This is an argument against EA that recently occurred to me and I'd like to know if there's an existing reply to it in the philosophical literature. And please, this isn't an invitation for you to give your personal opinion of it. I'm looking for informed opinions only, preferably with links to respected essays. If you're Scott Alexander or someone similar, fine, otherwise keep your personal opinions to yourself.
Anyway, a core assumption of EA is that every life is equally valuable. That seems to me like it's subject to several critiques. To take Peter Singer's famous Drowning Child scenario, I can think of several reasons why I should care more about the drowning child next to me than the starving Ugandan 8,000 miles away:
1) I'm 99+% confident that I can help the drowning child. There are many steps between me and the Ugandan, and each step increases the potential for failure. International transfers are risky, especially to third world countries. The money could be stolen and redirected to a corrupt government official, in which case I've done the opposite of making the world better. For all I know the starving child doesn't even exist, and is just a clever ploy by a corrupt NGO to get easy money from gullible westerners. You can argue that this is a superficial objection and that "effective" means donating in a way that avoids it. My response is that this is a fundamental problem that can't be effectively solved by appropriate institutional control, at least not any better than existing institutions solve them (see #3).
2) If I'm in a first-world country, then the expected economic value of the child next to me is vastly higher than a child in Uganda. The simplest demonstration of that is to compare relative per-capita GDPs. In the US, the drowning child can be expected to someday contribute ~70k per year to global wealth while the starving Ugandan will only contribute ~2k. That difference really matters. And for those who object to using economic arguments in a moral domain, I'll point out that a) that's exactly what utilitarianism is (price is just a utility function) and b) as Tyler Cowen argued in a recent book, economic and moral value can be arbitraged because earning an extra $70k today means I can save an extra $70k worth of human life tomorrow.

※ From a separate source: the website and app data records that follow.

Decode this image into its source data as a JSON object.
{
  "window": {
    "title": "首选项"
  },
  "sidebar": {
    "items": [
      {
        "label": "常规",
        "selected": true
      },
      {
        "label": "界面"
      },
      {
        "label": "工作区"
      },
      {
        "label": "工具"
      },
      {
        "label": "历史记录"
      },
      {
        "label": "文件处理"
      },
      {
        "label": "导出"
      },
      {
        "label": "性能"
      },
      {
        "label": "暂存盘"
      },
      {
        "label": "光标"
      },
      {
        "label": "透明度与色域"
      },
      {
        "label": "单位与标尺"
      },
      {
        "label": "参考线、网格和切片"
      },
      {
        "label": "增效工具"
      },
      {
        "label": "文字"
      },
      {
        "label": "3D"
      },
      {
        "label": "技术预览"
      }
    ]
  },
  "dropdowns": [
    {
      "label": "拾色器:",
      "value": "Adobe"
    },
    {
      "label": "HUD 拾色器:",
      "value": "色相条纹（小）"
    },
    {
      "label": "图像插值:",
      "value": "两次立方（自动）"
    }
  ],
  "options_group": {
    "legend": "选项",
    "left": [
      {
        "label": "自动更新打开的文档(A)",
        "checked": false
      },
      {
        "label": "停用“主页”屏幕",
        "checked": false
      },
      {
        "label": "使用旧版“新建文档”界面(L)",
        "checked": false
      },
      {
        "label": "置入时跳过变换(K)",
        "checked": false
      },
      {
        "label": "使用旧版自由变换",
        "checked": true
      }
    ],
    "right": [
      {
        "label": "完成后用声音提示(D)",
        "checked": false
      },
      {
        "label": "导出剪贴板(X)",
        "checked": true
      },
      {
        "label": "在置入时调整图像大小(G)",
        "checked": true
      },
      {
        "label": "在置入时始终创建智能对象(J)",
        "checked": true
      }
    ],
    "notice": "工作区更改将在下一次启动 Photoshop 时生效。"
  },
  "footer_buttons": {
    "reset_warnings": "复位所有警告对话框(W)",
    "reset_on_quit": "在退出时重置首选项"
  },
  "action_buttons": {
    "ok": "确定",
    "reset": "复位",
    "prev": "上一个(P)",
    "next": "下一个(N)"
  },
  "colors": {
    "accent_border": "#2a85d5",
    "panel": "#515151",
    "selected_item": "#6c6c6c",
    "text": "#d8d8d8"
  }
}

3) As any good economist would say: solve for the equilibrium. What are the higher-order effects of your intervention? If the goal is to end hunger in Uganda, then that will require large capital flows. Those flows have to be managed by people and institutions in an environment where poverty is endemic and institutions corrupt; bad actors will inevitably intervene. The local market will adapt to both be parasitic on your donations and to prevent reliable information being reported back to the source donors. If you think you can prevent that, you then have to explain why you're going to be better at doing that then the Ugandan government is, and if the government is better at it then why aren't they already doing it? And even if you solve for all of that, then what about the risk that you could be creating a completely dependent culture? I heard once (no idea if it's true, but it sounds plausible) that once foreign aid to a country passes X% of their total GDP, then that country gets poorer because everyone smart and enterprising in that country just starts engaging in zero-sum competitions for aid money. Basically at some level I feel like EA interventions have to answer the same arguments that are leveled against advocates of central planning and communism. "From each according to his ability to each according to his need" sounds great but inevitably leads to corrupt apparatchiks and bread lines. I see no reason to expect "Save the life you can" wouldn't end up in some version of the same.
Anyway, I'd love to know if these ideas have been rigorously considered before. Please link to any on-point references and again, no uninformed "this is what I think" rants unless you're someone who's actually engaged with the philosophical underpinnings of EA. Thanks.